Parental Health Status
The physical and emotional health of a child’s parents can affect their ability to care for their child and can influence the health of the family as a whole. Among children whose mothers were present in the home, the parents of 56.8 percent of children rated both the mother’s physical and emotional health as “excellent” or “very good.” This percentage was significantly lower in small and large rural areas (53.7 and 53.8 percent, respectively) than in urban areas (57.5 percent). Of children whose fathers were in the home, the parents of 62.0 percent reported that the father’s physical and emotional health were both either “excellent” or “very good”. Mirroring the physical and emotional health status of mothers, the percentage of fathers whose physical and emotional health was rated as “excellent” or “very good” was significantly lower in small and large rural areas (59.9 and 59.4 percent, respectively) than in urban areas (62.6 percent).
When considering physical and emotional health separately, some similar differences were observed by location. The mothers of children in urban areas were significantly more likely than those in rural areas to be in excellent or very good physical health: 64.8 percent of urban children had mothers whose physical health was excellent or very good, compared to 61.6 percent of children in large rural areas and 60.3 percent of those in small rural areas. The percentage of children whose mothers were in excellent or very good emotional health was around 70 percent in all areas.
The same pattern was evident for the health status of fathers. Of children in urban areas, the fathers of 69.1 percent were reported to be in excellent or very good physical health, compared to 65.1 percent of children in large rural areas and 65.9 percent of those in small rural areas.

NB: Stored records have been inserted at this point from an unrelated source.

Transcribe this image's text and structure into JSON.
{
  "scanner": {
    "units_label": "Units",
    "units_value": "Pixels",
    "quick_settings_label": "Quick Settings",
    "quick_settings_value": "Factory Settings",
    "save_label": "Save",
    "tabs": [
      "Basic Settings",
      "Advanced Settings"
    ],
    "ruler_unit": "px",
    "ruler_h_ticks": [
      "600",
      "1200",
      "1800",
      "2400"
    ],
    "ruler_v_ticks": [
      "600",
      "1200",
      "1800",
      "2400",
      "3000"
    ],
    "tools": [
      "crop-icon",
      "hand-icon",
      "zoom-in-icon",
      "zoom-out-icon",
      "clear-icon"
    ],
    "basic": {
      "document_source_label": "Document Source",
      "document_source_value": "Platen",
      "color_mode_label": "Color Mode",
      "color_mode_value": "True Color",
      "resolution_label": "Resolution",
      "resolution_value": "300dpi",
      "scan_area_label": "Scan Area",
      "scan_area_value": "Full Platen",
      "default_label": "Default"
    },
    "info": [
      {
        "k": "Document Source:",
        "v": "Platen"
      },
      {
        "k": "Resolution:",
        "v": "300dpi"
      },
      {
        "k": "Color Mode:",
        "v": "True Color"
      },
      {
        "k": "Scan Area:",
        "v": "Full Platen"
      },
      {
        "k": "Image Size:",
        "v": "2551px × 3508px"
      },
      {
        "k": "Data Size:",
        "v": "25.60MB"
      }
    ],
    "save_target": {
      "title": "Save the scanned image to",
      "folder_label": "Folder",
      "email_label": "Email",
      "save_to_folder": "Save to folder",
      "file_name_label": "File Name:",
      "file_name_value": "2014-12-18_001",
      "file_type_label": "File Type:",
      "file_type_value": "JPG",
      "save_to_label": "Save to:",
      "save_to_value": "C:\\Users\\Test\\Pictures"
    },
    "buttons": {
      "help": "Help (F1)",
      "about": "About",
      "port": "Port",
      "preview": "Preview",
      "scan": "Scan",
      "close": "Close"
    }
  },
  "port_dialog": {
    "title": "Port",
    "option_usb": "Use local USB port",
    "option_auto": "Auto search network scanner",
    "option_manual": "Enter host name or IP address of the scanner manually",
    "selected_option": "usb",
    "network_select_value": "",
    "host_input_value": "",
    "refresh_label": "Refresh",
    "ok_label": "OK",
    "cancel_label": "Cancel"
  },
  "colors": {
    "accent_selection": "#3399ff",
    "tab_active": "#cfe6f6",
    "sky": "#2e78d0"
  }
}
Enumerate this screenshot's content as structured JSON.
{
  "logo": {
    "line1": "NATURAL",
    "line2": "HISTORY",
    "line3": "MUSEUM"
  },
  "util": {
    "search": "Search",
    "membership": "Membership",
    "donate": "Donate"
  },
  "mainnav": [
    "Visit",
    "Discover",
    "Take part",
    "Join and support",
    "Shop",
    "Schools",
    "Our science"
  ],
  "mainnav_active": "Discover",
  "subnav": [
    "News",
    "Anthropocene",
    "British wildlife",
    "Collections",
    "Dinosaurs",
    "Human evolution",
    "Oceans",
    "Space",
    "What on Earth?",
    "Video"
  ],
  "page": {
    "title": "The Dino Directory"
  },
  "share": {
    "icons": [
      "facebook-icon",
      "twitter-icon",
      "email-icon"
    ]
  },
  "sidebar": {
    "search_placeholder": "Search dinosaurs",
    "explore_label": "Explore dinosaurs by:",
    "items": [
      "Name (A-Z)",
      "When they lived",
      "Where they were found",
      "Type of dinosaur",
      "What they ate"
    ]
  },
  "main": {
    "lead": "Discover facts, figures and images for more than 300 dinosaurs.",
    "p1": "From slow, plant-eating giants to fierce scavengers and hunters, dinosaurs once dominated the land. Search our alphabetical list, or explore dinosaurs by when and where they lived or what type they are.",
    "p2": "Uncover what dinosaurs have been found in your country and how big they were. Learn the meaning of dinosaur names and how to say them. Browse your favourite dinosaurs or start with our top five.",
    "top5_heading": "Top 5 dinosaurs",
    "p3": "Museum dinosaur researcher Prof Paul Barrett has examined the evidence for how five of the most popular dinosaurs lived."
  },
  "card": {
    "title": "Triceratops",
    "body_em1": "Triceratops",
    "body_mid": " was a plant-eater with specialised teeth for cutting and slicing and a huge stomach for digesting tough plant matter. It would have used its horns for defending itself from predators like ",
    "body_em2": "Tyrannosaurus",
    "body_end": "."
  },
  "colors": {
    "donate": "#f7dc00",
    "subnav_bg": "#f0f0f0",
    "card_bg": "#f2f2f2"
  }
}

In the case of fathers’ emotional health, there was no significant difference by location.